- Opening Delimiter -
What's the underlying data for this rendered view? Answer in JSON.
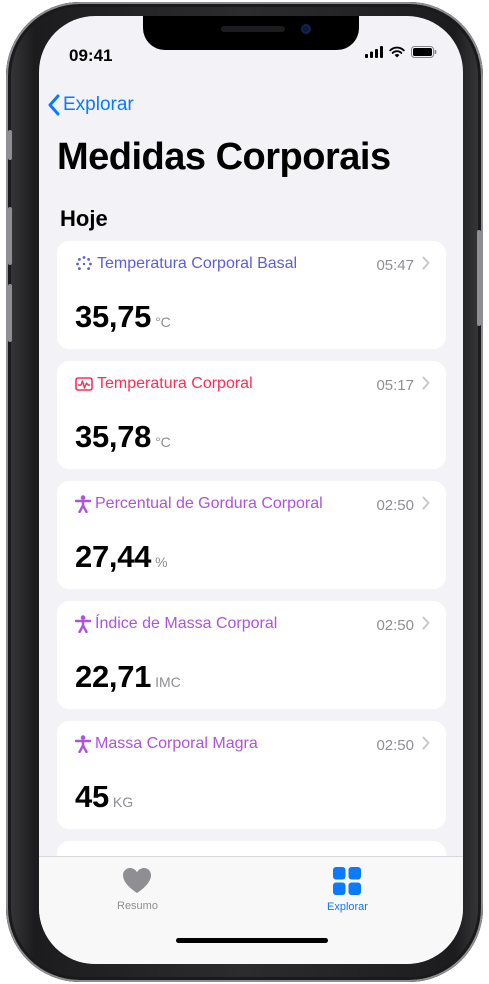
{
  "status_bar": {
    "time": "09:41"
  },
  "nav": {
    "back_label": "Explorar"
  },
  "page": {
    "title": "Medidas Corporais",
    "section": "Hoje"
  },
  "colors": {
    "accent": "#0a7aff",
    "basal": "#5b5fd6",
    "temp": "#ff2d55",
    "body": "#af52de"
  },
  "cards": [
    {
      "icon": "dotted-circle-icon",
      "label": "Temperatura Corporal Basal",
      "time": "05:47",
      "value": "35,75",
      "unit": "°C"
    },
    {
      "icon": "thermometer-chart-icon",
      "label": "Temperatura Corporal",
      "time": "05:17",
      "value": "35,78",
      "unit": "°C"
    },
    {
      "icon": "person-icon",
      "label": "Percentual de Gordura Corporal",
      "time": "02:50",
      "value": "27,44",
      "unit": "%"
    },
    {
      "icon": "person-icon",
      "label": "Índice de Massa Corporal",
      "time": "02:50",
      "value": "22,71",
      "unit": "IMC"
    },
    {
      "icon": "person-icon",
      "label": "Massa Corporal Magra",
      "time": "02:50",
      "value": "45",
      "unit": "KG"
    }
  ],
  "tabbar": {
    "resumo_label": "Resumo",
    "explorar_label": "Explorar"
  }
}
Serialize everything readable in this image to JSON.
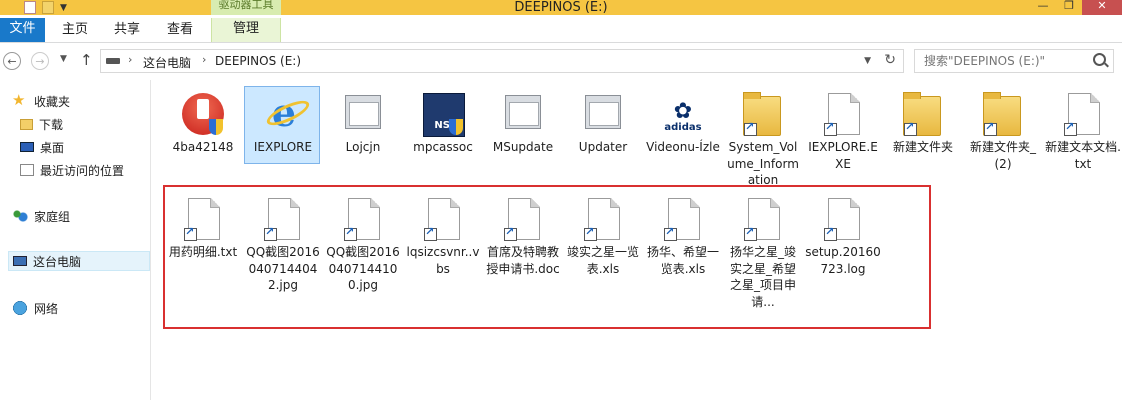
{
  "window": {
    "title": "DEEPINOS (E:)",
    "tool_tab_title": "驱动器工具",
    "buttons": {
      "minimize": "—",
      "maximize": "❐",
      "close": "✕"
    }
  },
  "ribbon": {
    "file": "文件",
    "home": "主页",
    "share": "共享",
    "view": "查看",
    "manage": "管理"
  },
  "address": {
    "crumbs": [
      "这台电脑",
      "DEEPINOS (E:)"
    ],
    "separator": "›",
    "search_placeholder": "搜索\"DEEPINOS (E:)\""
  },
  "nav": {
    "favorites": "收藏夹",
    "downloads": "下载",
    "desktop": "桌面",
    "recent": "最近访问的位置",
    "homegroup": "家庭组",
    "this_pc": "这台电脑",
    "network": "网络"
  },
  "files_row1": [
    {
      "name": "4ba42148",
      "icon": "red-installer-icon"
    },
    {
      "name": "IEXPLORE",
      "icon": "internet-explorer-icon"
    },
    {
      "name": "Lojcjn",
      "icon": "application-icon"
    },
    {
      "name": "mpcassoc",
      "icon": "nsis-installer-icon"
    },
    {
      "name": "MSupdate",
      "icon": "application-icon"
    },
    {
      "name": "Updater",
      "icon": "application-icon"
    },
    {
      "name": "Videonu-Ízle",
      "icon": "adidas-logo-icon"
    },
    {
      "name": "System_Volume_Information",
      "icon": "folder-shortcut-icon"
    },
    {
      "name": "IEXPLORE.EXE",
      "icon": "file-shortcut-icon"
    },
    {
      "name": "新建文件夹",
      "icon": "folder-shortcut-icon"
    },
    {
      "name": "新建文件夹_(2)",
      "icon": "folder-shortcut-icon"
    },
    {
      "name": "新建文本文档.txt",
      "icon": "file-shortcut-icon"
    }
  ],
  "files_row2": [
    {
      "name": "用药明细.txt"
    },
    {
      "name": "QQ截图20160407144042.jpg"
    },
    {
      "name": "QQ截图20160407144100.jpg"
    },
    {
      "name": "lqsizcsvnr..vbs"
    },
    {
      "name": "首席及特聘教授申请书.doc"
    },
    {
      "name": "竣实之星一览表.xls"
    },
    {
      "name": "扬华、希望一览表.xls"
    },
    {
      "name": "扬华之星_竣实之星_希望之星_项目申请..."
    },
    {
      "name": "setup.20160723.log"
    }
  ],
  "colors": {
    "accent": "#1979ca",
    "highlight_box": "#d93030",
    "titlebar": "#f5c542"
  }
}
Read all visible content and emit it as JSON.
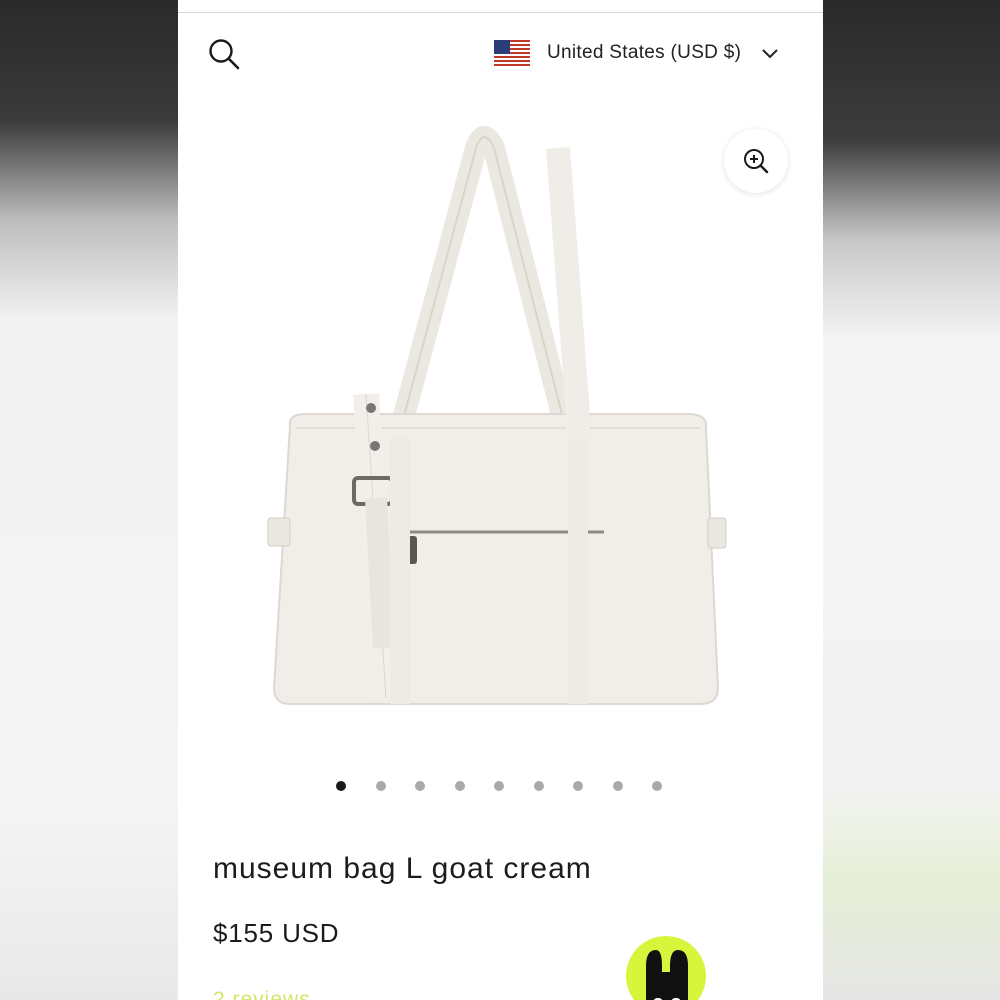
{
  "header": {
    "search_icon": "search-icon",
    "region_label": "United States (USD $)",
    "flag_icon": "us-flag-icon",
    "chevron_icon": "chevron-down-icon"
  },
  "gallery": {
    "zoom_icon": "zoom-in-icon",
    "image_count": 9,
    "active_index": 0
  },
  "product": {
    "title": "museum bag L goat cream",
    "price": "$155 USD",
    "reviews": "2 reviews"
  },
  "colors": {
    "accent": "#d7f53a",
    "text": "#1c1c1c",
    "dot_active": "#1a1a1a",
    "dot_inactive": "#a9a9a9"
  }
}
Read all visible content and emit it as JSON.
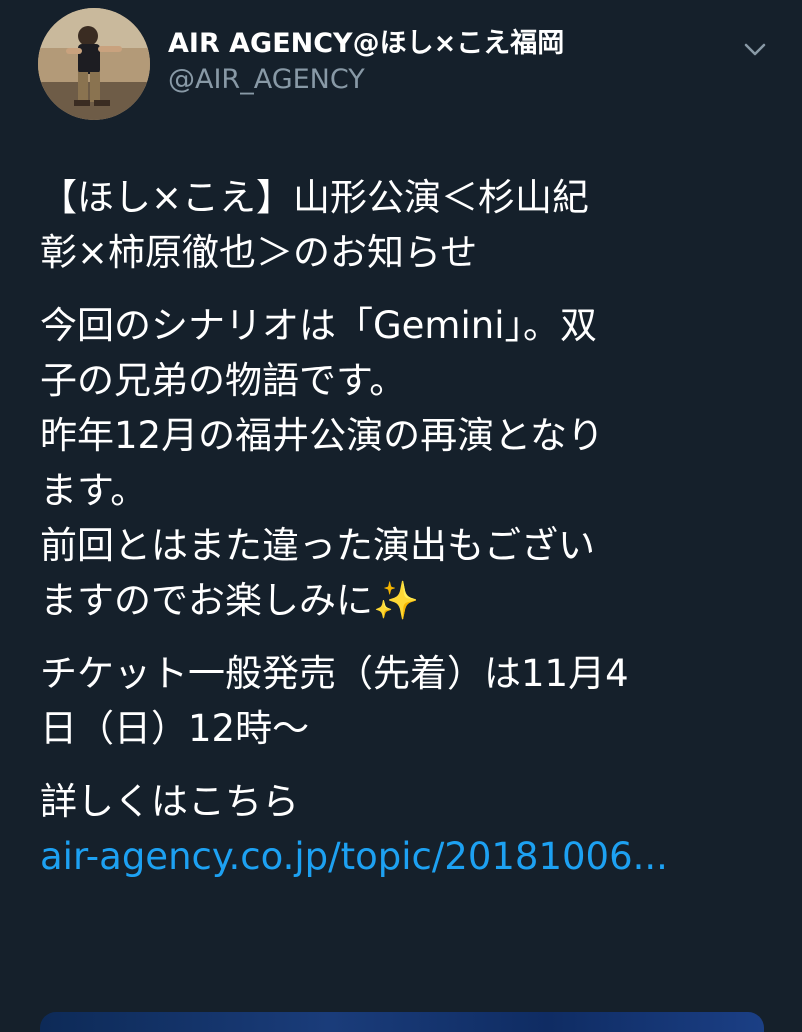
{
  "author": {
    "display_name": "AIR AGENCY@ほし×こえ福岡",
    "handle": "@AIR_AGENCY",
    "avatar_icon": "avatar-photo"
  },
  "menu": {
    "caret_icon": "chevron-down-icon"
  },
  "tweet": {
    "title_lines": [
      "【ほし×こえ】山形公演＜杉山紀",
      "彰×柿原徹也＞のお知らせ"
    ],
    "paragraph_2_lines": [
      "今回のシナリオは「Gemini」。双",
      "子の兄弟の物語です。",
      "昨年12月の福井公演の再演となり",
      "ます。",
      "前回とはまた違った演出もござい",
      "ますのでお楽しみに"
    ],
    "sparkle_emoji": "✨",
    "ticket_lines": [
      "チケット一般発売（先着）は11月4",
      "日（日）12時〜"
    ],
    "details_label": "詳しくはこちら",
    "link_text": "air-agency.co.jp/topic/20181006..."
  },
  "colors": {
    "background": "#15202b",
    "text": "#ffffff",
    "secondary_text": "#8899a6",
    "link": "#1da1f2"
  }
}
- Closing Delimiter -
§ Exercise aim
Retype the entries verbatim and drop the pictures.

§ Solution for this task
What's the underlying data for this rendered view? Answer in JSON.
{
  "status_bar": {
    "time": "09:41"
  },
  "nav": {
    "back_label": "Explorar"
  },
  "page": {
    "title": "Medidas Corporais",
    "section": "Hoje"
  },
  "colors": {
    "accent": "#0a7aff",
    "basal": "#5b5fd6",
    "temp": "#ff2d55",
    "body": "#af52de"
  },
  "cards": [
    {
      "icon": "dotted-circle-icon",
      "label": "Temperatura Corporal Basal",
      "time": "05:47",
      "value": "35,75",
      "unit": "°C"
    },
    {
      "icon": "thermometer-chart-icon",
      "label": "Temperatura Corporal",
      "time": "05:17",
      "value": "35,78",
      "unit": "°C"
    },
    {
      "icon": "person-icon",
      "label": "Percentual de Gordura Corporal",
      "time": "02:50",
      "value": "27,44",
      "unit": "%"
    },
    {
      "icon": "person-icon",
      "label": "Índice de Massa Corporal",
      "time": "02:50",
      "value": "22,71",
      "unit": "IMC"
    },
    {
      "icon": "person-icon",
      "label": "Massa Corporal Magra",
      "time": "02:50",
      "value": "45",
      "unit": "KG"
    }
  ],
  "tabbar": {
    "resumo_label": "Resumo",
    "explorar_label": "Explorar"
  }
}
Serialize everything readable in this image to JSON.
{
  "window": {
    "title": "DEEPINOS (E:)",
    "tool_tab_title": "驱动器工具",
    "buttons": {
      "minimize": "—",
      "maximize": "❐",
      "close": "✕"
    }
  },
  "ribbon": {
    "file": "文件",
    "home": "主页",
    "share": "共享",
    "view": "查看",
    "manage": "管理"
  },
  "address": {
    "crumbs": [
      "这台电脑",
      "DEEPINOS (E:)"
    ],
    "separator": "›",
    "search_placeholder": "搜索\"DEEPINOS (E:)\""
  },
  "nav": {
    "favorites": "收藏夹",
    "downloads": "下载",
    "desktop": "桌面",
    "recent": "最近访问的位置",
    "homegroup": "家庭组",
    "this_pc": "这台电脑",
    "network": "网络"
  },
  "files_row1": [
    {
      "name": "4ba42148",
      "icon": "red-installer-icon"
    },
    {
      "name": "IEXPLORE",
      "icon": "internet-explorer-icon"
    },
    {
      "name": "Lojcjn",
      "icon": "application-icon"
    },
    {
      "name": "mpcassoc",
      "icon": "nsis-installer-icon"
    },
    {
      "name": "MSupdate",
      "icon": "application-icon"
    },
    {
      "name": "Updater",
      "icon": "application-icon"
    },
    {
      "name": "Videonu-Ízle",
      "icon": "adidas-logo-icon"
    },
    {
      "name": "System_Volume_Information",
      "icon": "folder-shortcut-icon"
    },
    {
      "name": "IEXPLORE.EXE",
      "icon": "file-shortcut-icon"
    },
    {
      "name": "新建文件夹",
      "icon": "folder-shortcut-icon"
    },
    {
      "name": "新建文件夹_(2)",
      "icon": "folder-shortcut-icon"
    },
    {
      "name": "新建文本文档.txt",
      "icon": "file-shortcut-icon"
    }
  ],
  "files_row2": [
    {
      "name": "用药明细.txt"
    },
    {
      "name": "QQ截图20160407144042.jpg"
    },
    {
      "name": "QQ截图20160407144100.jpg"
    },
    {
      "name": "lqsizcsvnr..vbs"
    },
    {
      "name": "首席及特聘教授申请书.doc"
    },
    {
      "name": "竣实之星一览表.xls"
    },
    {
      "name": "扬华、希望一览表.xls"
    },
    {
      "name": "扬华之星_竣实之星_希望之星_项目申请..."
    },
    {
      "name": "setup.20160723.log"
    }
  ],
  "colors": {
    "accent": "#1979ca",
    "highlight_box": "#d93030",
    "titlebar": "#f5c542"
  }
}
Read all visible content and emit it as JSON.
{
  "header": {
    "search_icon": "search-icon",
    "region_label": "United States (USD $)",
    "flag_icon": "us-flag-icon",
    "chevron_icon": "chevron-down-icon"
  },
  "gallery": {
    "zoom_icon": "zoom-in-icon",
    "image_count": 9,
    "active_index": 0
  },
  "product": {
    "title": "museum bag L goat cream",
    "price": "$155 USD",
    "reviews": "2 reviews"
  },
  "colors": {
    "accent": "#d7f53a",
    "text": "#1c1c1c",
    "dot_active": "#1a1a1a",
    "dot_inactive": "#a9a9a9"
  }
}
Read all visible content and emit it as JSON.
{
  "author": {
    "display_name": "AIR AGENCY@ほし×こえ福岡",
    "handle": "@AIR_AGENCY",
    "avatar_icon": "avatar-photo"
  },
  "menu": {
    "caret_icon": "chevron-down-icon"
  },
  "tweet": {
    "title_lines": [
      "【ほし×こえ】山形公演＜杉山紀",
      "彰×柿原徹也＞のお知らせ"
    ],
    "paragraph_2_lines": [
      "今回のシナリオは「Gemini」。双",
      "子の兄弟の物語です。",
      "昨年12月の福井公演の再演となり",
      "ます。",
      "前回とはまた違った演出もござい",
      "ますのでお楽しみに"
    ],
    "sparkle_emoji": "✨",
    "ticket_lines": [
      "チケット一般発売（先着）は11月4",
      "日（日）12時〜"
    ],
    "details_label": "詳しくはこちら",
    "link_text": "air-agency.co.jp/topic/20181006..."
  },
  "colors": {
    "background": "#15202b",
    "text": "#ffffff",
    "secondary_text": "#8899a6",
    "link": "#1da1f2"
  }
}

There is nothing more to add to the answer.